As March drew to a close my Lothian Year List sat at 110 species, up thirteen species on last month. In terms of self-finds pride of place would go to Northern-type Eider on the 3rd (BBRC-listed although the identification of this form is under debate - my photos certainly won't help) and patch tick Iceland Gull on the 24th. Other good finds included Kingfisher, Waxwing and Snow Bunting.
Other observers have seen considerably more species in the county so far this year. TO'C is topping the Bubo listings with 133 species, out of a total of 149. Luckily I still have plenty of species to bump into over the next few months. For example, the species recorded by most other listers that I have yet to see this year in the county include Golden Plover, Sanderling, Kittiwake, Guillemot, Jay and Green-winged Teal. Only the latter should prove to be a difficult task.
I should mention that I managed to add not only a county tick but a Scottish tick to the list this week - a Bewick's Swan that has been hanging around near Tyninghame for the last week or so (i.e. long enough for a slow-off-the-mark twitcher like me to have a chance to see it). To be honest, I am pretty certain that I have seen this species elsewhere in Scotland before, if not within the county. However, for some reason, large wildfowl do not really really make me tick (pun intended) and do not seem to register for long in the memory bank.
The Bewick's Swan is named after Thomas Bewick, an eighteenth and nineteenth century engraver famed for the accuracy and precision of his work. I wish the same could be said for my photos of the bird. My excuse is that every time I photograph a bird named after Bewick the result is blurry... Here is another attempt, taken at Slimbridge in December 2009. Admittedly it was almost dark when this shot was taken, but if I can't take a decent shot of a Bewick's Swan at Slimbridge then there is little hope for me...

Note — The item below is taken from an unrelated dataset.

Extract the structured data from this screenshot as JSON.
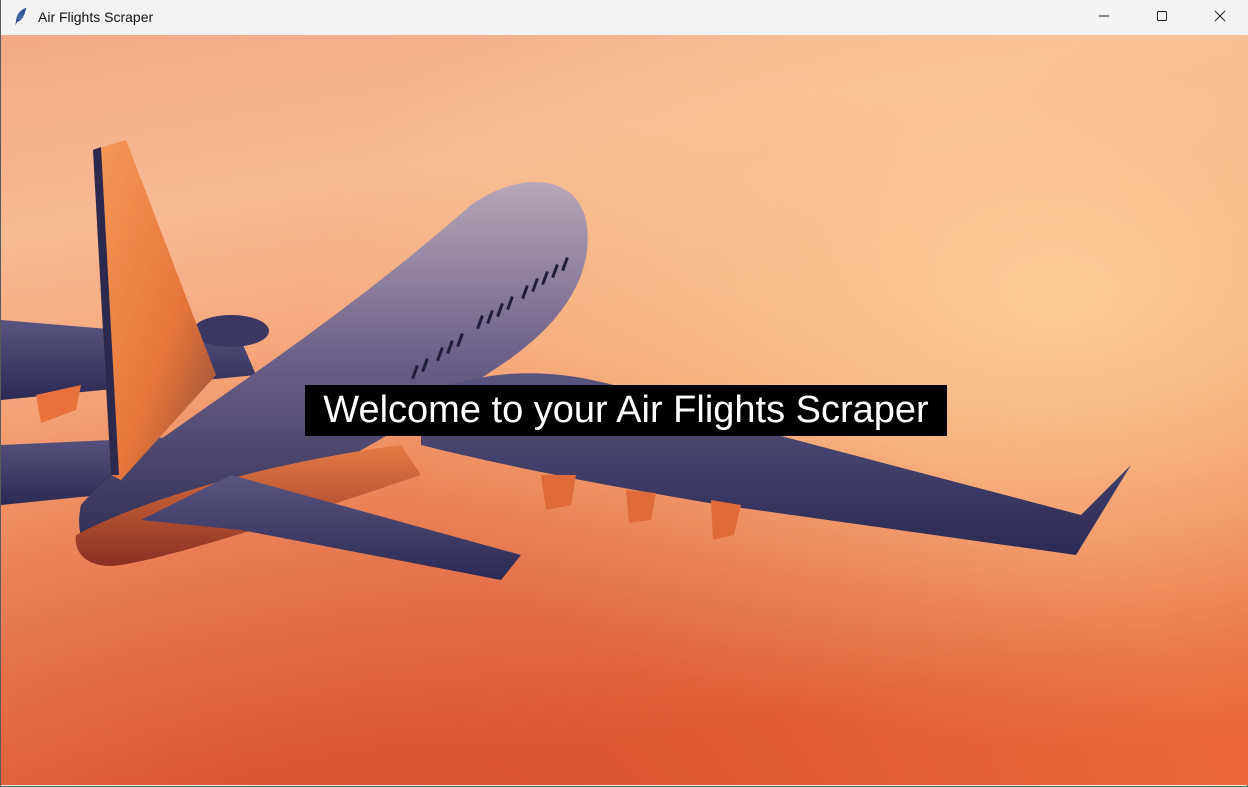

Here is my final blurry Bewick - a Bewick's Wren photographed in California a year ago. Now in this case I can't blame the light quality, and the bird was close at hand for a decent period of time. So what is the reason for such a blurry shot, err... well, in this case I do know... it was a life-tick wren and therefore an ultimate little brown job, so the blur is pure excitement!